Defense Secretary Lloyd Austin said 5,000 people have been evacuated to date and the U.S. intends to increase that flow using various U.S. military aircraft.
‘We’re going to get everyone that we can possibly evacuate, evacuated. And I’ll do that as long as we possibly can until the clock runs out or we run out of capability,’ Austin said on Wednesday.
British special forces, working with the U.S., have been inside Kabul to protect citizens sheltering in place, according to The Mirror.
Yet the tension between the two countries who have committed the highest number of troops to the conflict was undeniable.
Members of the British army arrive in Kabul on Sunday. There are now 900 British troops in Afghanistan assisting with evacuations
Commanding General US Central Command Kenneth F. McKenzie tours an evacuation control center at Hamid Karzai International Airport on Tuesday
Pandemonium unfolded at Kabul airport on Monday as thousands of people ran on to the runway in a desperate attempt to escape Taliban rule, fearing bloody reprisals by the Islamists
Thousands of Afghanis had raced on to the tarmac at Kabul airport before some jumped on the side of a US C-17 jet which was flying hundreds of diplomatic staff and visa holders out of the country
Boris Johnson, the British prime minister, was excoriated in parliament on Wednesday for the chaotic scenes in Afghanistan, at the end of a conflict that cost 457 British lives. The Americans lost five times as many servicemen and women, but deployed 10 times as many troops.

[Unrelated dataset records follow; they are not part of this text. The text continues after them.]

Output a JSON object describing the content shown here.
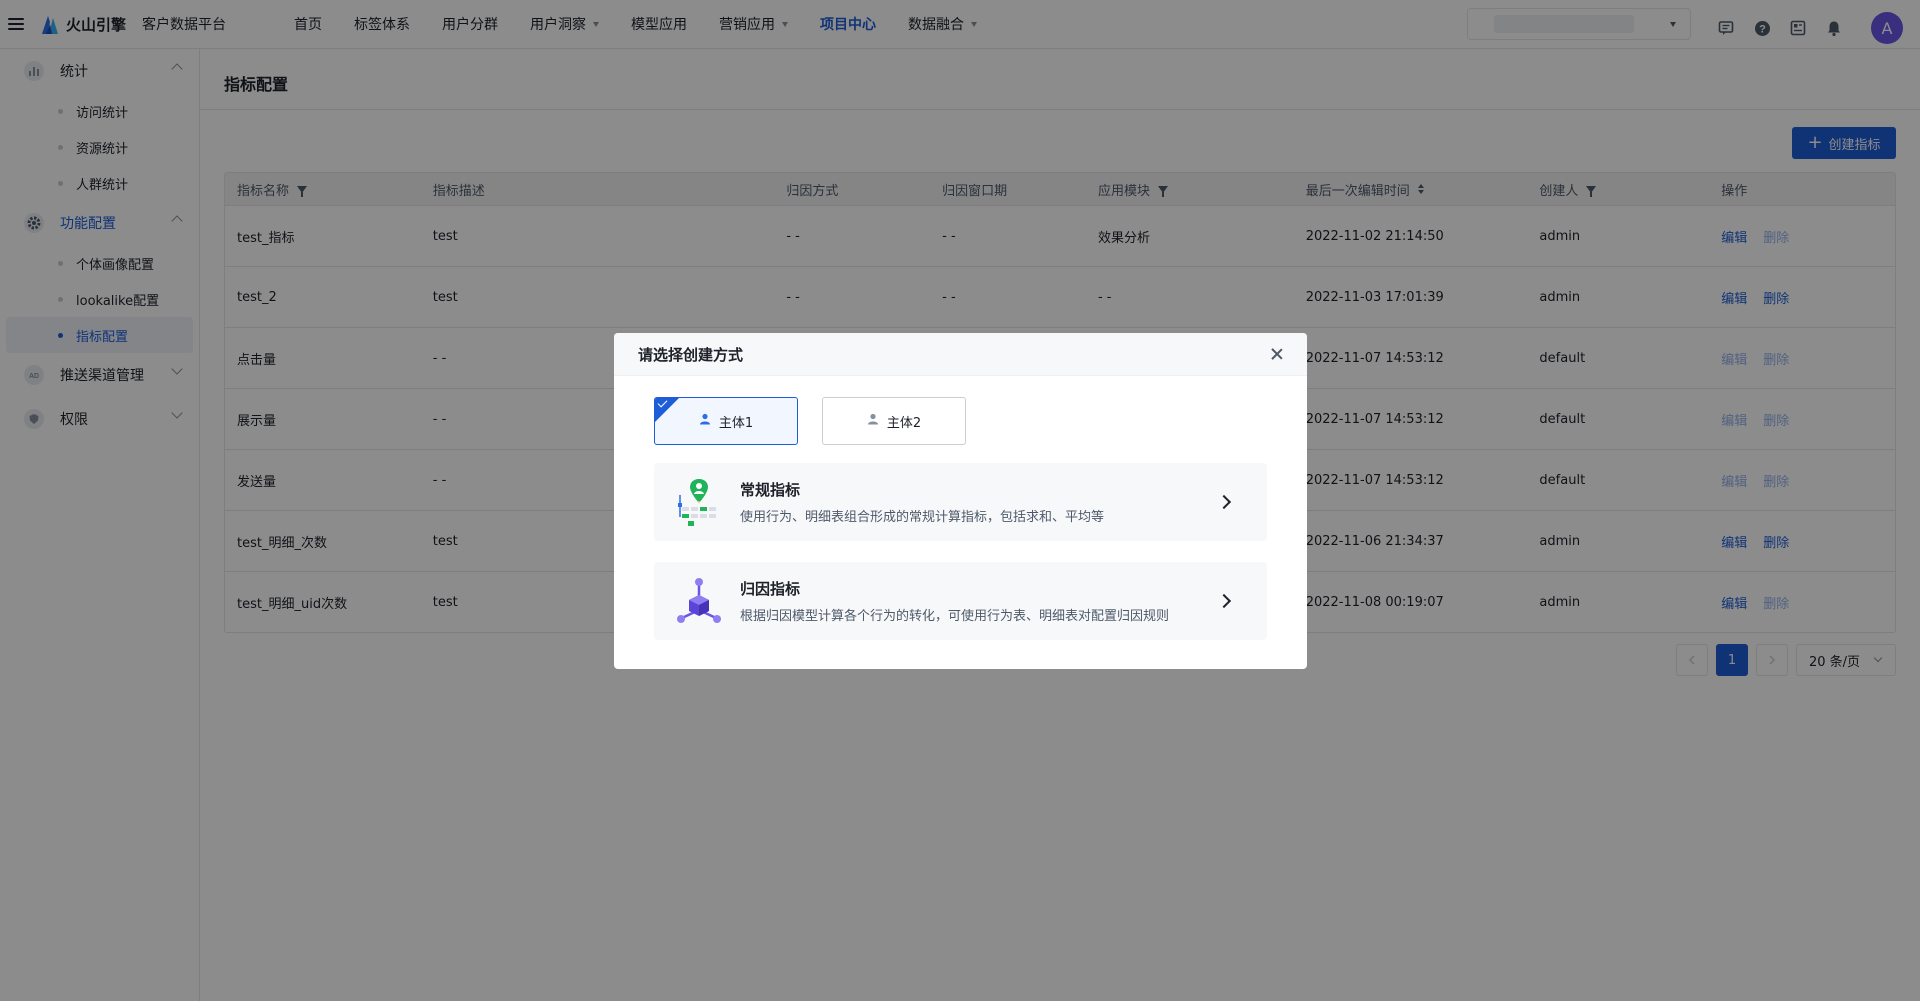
{
  "topbar": {
    "brand": "火山引擎",
    "product": "客户数据平台",
    "nav": [
      {
        "label": "首页",
        "dropdown": false,
        "active": false
      },
      {
        "label": "标签体系",
        "dropdown": false,
        "active": false
      },
      {
        "label": "用户分群",
        "dropdown": false,
        "active": false
      },
      {
        "label": "用户洞察",
        "dropdown": true,
        "active": false
      },
      {
        "label": "模型应用",
        "dropdown": false,
        "active": false
      },
      {
        "label": "营销应用",
        "dropdown": true,
        "active": false
      },
      {
        "label": "项目中心",
        "dropdown": false,
        "active": true
      },
      {
        "label": "数据融合",
        "dropdown": true,
        "active": false
      }
    ],
    "avatar_letter": "A",
    "accent": "#1e5dd8"
  },
  "sidebar": {
    "groups": [
      {
        "label": "统计",
        "icon": "bar-chart-icon",
        "expanded": true,
        "items": [
          "访问统计",
          "资源统计",
          "人群统计"
        ]
      },
      {
        "label": "功能配置",
        "icon": "gear-icon",
        "expanded": true,
        "active": true,
        "items": [
          "个体画像配置",
          "lookalike配置",
          "指标配置"
        ]
      },
      {
        "label": "推送渠道管理",
        "icon": "ad-icon",
        "expanded": false,
        "items": []
      },
      {
        "label": "权限",
        "icon": "shield-icon",
        "expanded": false,
        "items": []
      }
    ],
    "active_item": "指标配置"
  },
  "main": {
    "title": "指标配置",
    "create_button": "创建指标",
    "columns": [
      "指标名称",
      "指标描述",
      "归因方式",
      "归因窗口期",
      "应用模块",
      "最后一次编辑时间",
      "创建人",
      "操作"
    ],
    "rows": [
      {
        "name": "test_指标",
        "desc": "test",
        "attr_method": "- -",
        "attr_window": "- -",
        "module": "效果分析",
        "edited": "2022-11-02 21:14:50",
        "creator": "admin",
        "edit": "编辑",
        "delete": "删除",
        "edit_enabled": true,
        "delete_enabled": false
      },
      {
        "name": "test_2",
        "desc": "test",
        "attr_method": "- -",
        "attr_window": "- -",
        "module": "- -",
        "edited": "2022-11-03 17:01:39",
        "creator": "admin",
        "edit": "编辑",
        "delete": "删除",
        "edit_enabled": true,
        "delete_enabled": true
      },
      {
        "name": "点击量",
        "desc": "- -",
        "attr_method": "",
        "attr_window": "",
        "module": "",
        "edited": "2022-11-07 14:53:12",
        "creator": "default",
        "edit": "编辑",
        "delete": "删除",
        "edit_enabled": false,
        "delete_enabled": false
      },
      {
        "name": "展示量",
        "desc": "- -",
        "attr_method": "",
        "attr_window": "",
        "module": "",
        "edited": "2022-11-07 14:53:12",
        "creator": "default",
        "edit": "编辑",
        "delete": "删除",
        "edit_enabled": false,
        "delete_enabled": false
      },
      {
        "name": "发送量",
        "desc": "- -",
        "attr_method": "",
        "attr_window": "",
        "module": "",
        "edited": "2022-11-07 14:53:12",
        "creator": "default",
        "edit": "编辑",
        "delete": "删除",
        "edit_enabled": false,
        "delete_enabled": false
      },
      {
        "name": "test_明细_次数",
        "desc": "test",
        "attr_method": "",
        "attr_window": "",
        "module": "",
        "edited": "2022-11-06 21:34:37",
        "creator": "admin",
        "edit": "编辑",
        "delete": "删除",
        "edit_enabled": true,
        "delete_enabled": true
      },
      {
        "name": "test_明细_uid次数",
        "desc": "test",
        "attr_method": "",
        "attr_window": "",
        "module": "",
        "edited": "2022-11-08 00:19:07",
        "creator": "admin",
        "edit": "编辑",
        "delete": "删除",
        "edit_enabled": true,
        "delete_enabled": false
      }
    ],
    "pagination": {
      "current_page": "1",
      "page_size": "20 条/页"
    }
  },
  "modal": {
    "title": "请选择创建方式",
    "subjects": [
      {
        "label": "主体1",
        "selected": true
      },
      {
        "label": "主体2",
        "selected": false
      }
    ],
    "options": [
      {
        "title": "常规指标",
        "desc": "使用行为、明细表组合形成的常规计算指标，包括求和、平均等",
        "icon": "regular-metric-icon"
      },
      {
        "title": "归因指标",
        "desc": "根据归因模型计算各个行为的转化，可使用行为表、明细表对配置归因规则",
        "icon": "attribution-metric-icon"
      }
    ]
  }
}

Johnson’s critics accused him of blindly following Biden, and not doing enough to prevent the total collapse of the country.
‘He hasn’t just humiliated America’s Afghan allies,’ said Rory Stewart, a former British cabinet minister with lengthy experience in Afghanistan.
‘He’s humiliated his Western allies by demonstrating their impotence.’